In their recent publication, Navigating the Future V, the European Marine Board emphasise the multitude of stressors affecting our oceans today. Fishing on spawning aggregations is one of these, that contributes to the cumulative effects of land-based pollution, land reclamation, climate change, species range-shifts and fishing intensity, which may compromise our oceans and its resources in decades to come. Navigating the Future V gives an overview of the various challenges that modern society is faced with. It opens the discussion on the 4D ocean that changes through space and time, the multiple stressors acting on the oceans, and the best way to conserve and manage our marine resources sustainably.
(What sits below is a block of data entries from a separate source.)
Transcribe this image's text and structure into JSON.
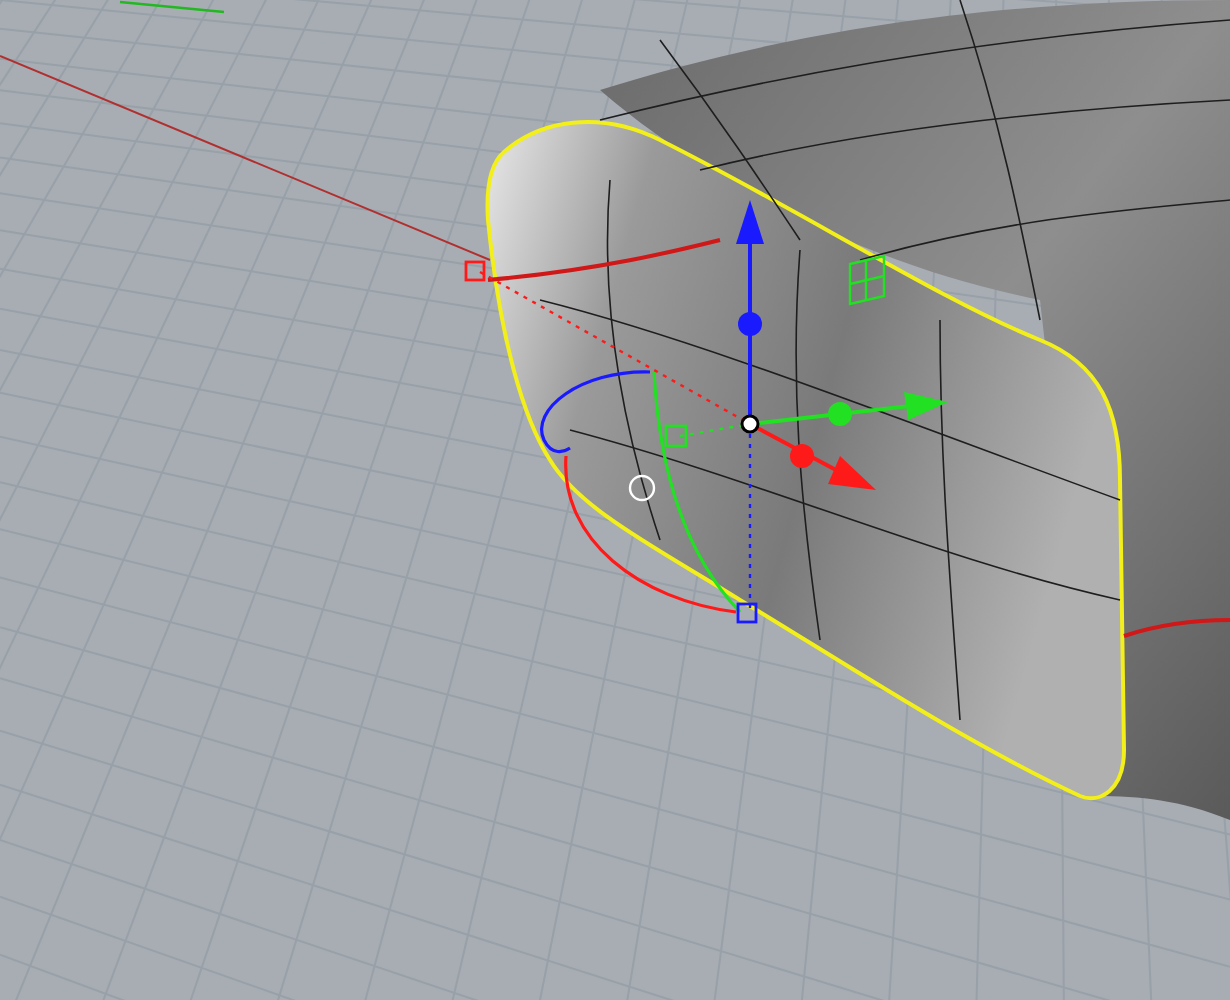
{
  "viewport": {
    "grid": true,
    "world_axes": true,
    "surface": {
      "selected": true
    },
    "gumball": true
  }
}
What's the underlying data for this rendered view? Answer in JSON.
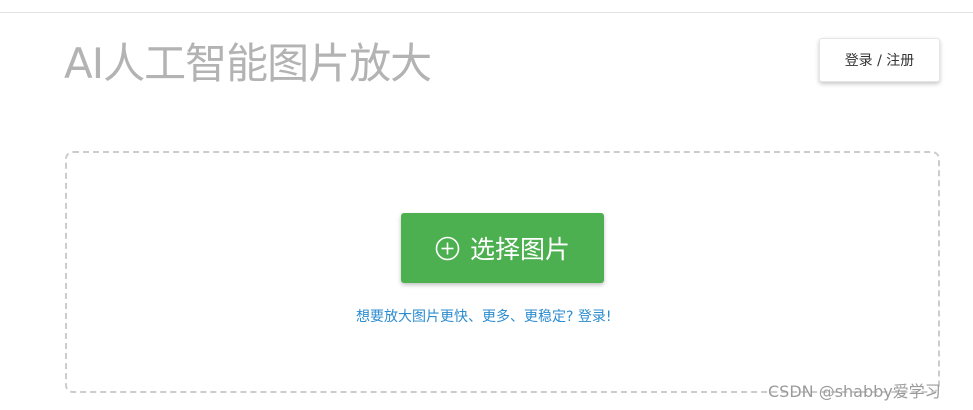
{
  "header": {
    "title": "AI人工智能图片放大",
    "login_label": "登录 / 注册"
  },
  "upload": {
    "button_label": "选择图片",
    "button_icon": "plus-circle-icon",
    "hint_link": "想要放大图片更快、更多、更稳定? 登录!"
  },
  "watermark": "CSDN @shabby爱学习",
  "colors": {
    "accent_green": "#4caf50",
    "link_blue": "#2b8ccf",
    "title_gray": "#b3b3b3"
  }
}
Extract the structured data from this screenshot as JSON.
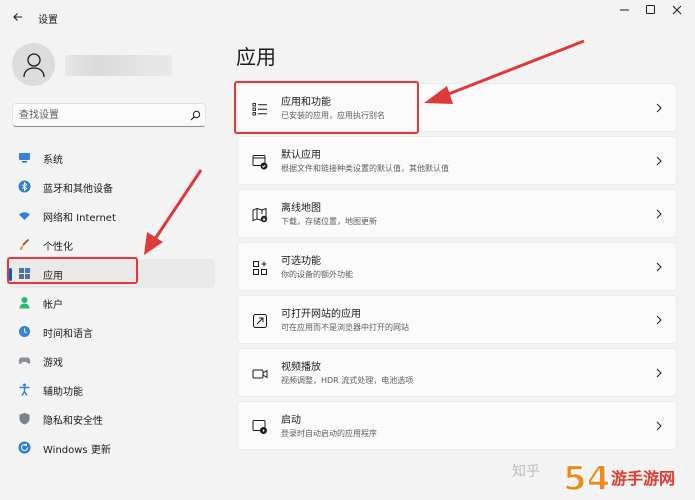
{
  "window": {
    "title": "设置"
  },
  "search": {
    "placeholder": "查找设置"
  },
  "sidebar": {
    "items": [
      {
        "label": "系统",
        "icon": "display-icon"
      },
      {
        "label": "蓝牙和其他设备",
        "icon": "bluetooth-icon"
      },
      {
        "label": "网络和 Internet",
        "icon": "wifi-icon"
      },
      {
        "label": "个性化",
        "icon": "brush-icon"
      },
      {
        "label": "应用",
        "icon": "apps-icon",
        "active": true
      },
      {
        "label": "帐户",
        "icon": "account-icon"
      },
      {
        "label": "时间和语言",
        "icon": "globe-clock-icon"
      },
      {
        "label": "游戏",
        "icon": "gamepad-icon"
      },
      {
        "label": "辅助功能",
        "icon": "accessibility-icon"
      },
      {
        "label": "隐私和安全性",
        "icon": "shield-icon"
      },
      {
        "label": "Windows 更新",
        "icon": "update-icon"
      }
    ]
  },
  "main": {
    "title": "应用",
    "cards": [
      {
        "title": "应用和功能",
        "subtitle": "已安装的应用，应用执行别名",
        "icon": "list-icon"
      },
      {
        "title": "默认应用",
        "subtitle": "根据文件和链接种类设置的默认值，其他默认值",
        "icon": "default-apps-icon"
      },
      {
        "title": "离线地图",
        "subtitle": "下载，存储位置，地图更新",
        "icon": "offline-map-icon"
      },
      {
        "title": "可选功能",
        "subtitle": "你的设备的额外功能",
        "icon": "grid-plus-icon"
      },
      {
        "title": "可打开网站的应用",
        "subtitle": "可在应用而不是浏览器中打开的网站",
        "icon": "open-link-icon"
      },
      {
        "title": "视频播放",
        "subtitle": "视频调整，HDR 流式处理，电池选项",
        "icon": "video-icon"
      },
      {
        "title": "启动",
        "subtitle": "登录时自动启动的应用程序",
        "icon": "startup-icon"
      }
    ]
  },
  "colors": {
    "accent": "#005fb8",
    "annotation": "#e0393a"
  },
  "watermark": {
    "text": "知乎",
    "logo_text": "54游手游网"
  }
}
There is a call for cross-disciplinary action that bridges science with policy and that involves society, local livelihoods and traditional values in managing our changing oceans.

Photo Panel: Bumphead parrotfish (Bolbometapon muricatum) swimming upward in a spawning rush (above), and twin spot snapper group together in a spawning aggregation (below). Both aggregations are found in Palau, Micronesia. Photo credit: Richard Barnden

Blog story written by Liam Lachs (23 July 2019)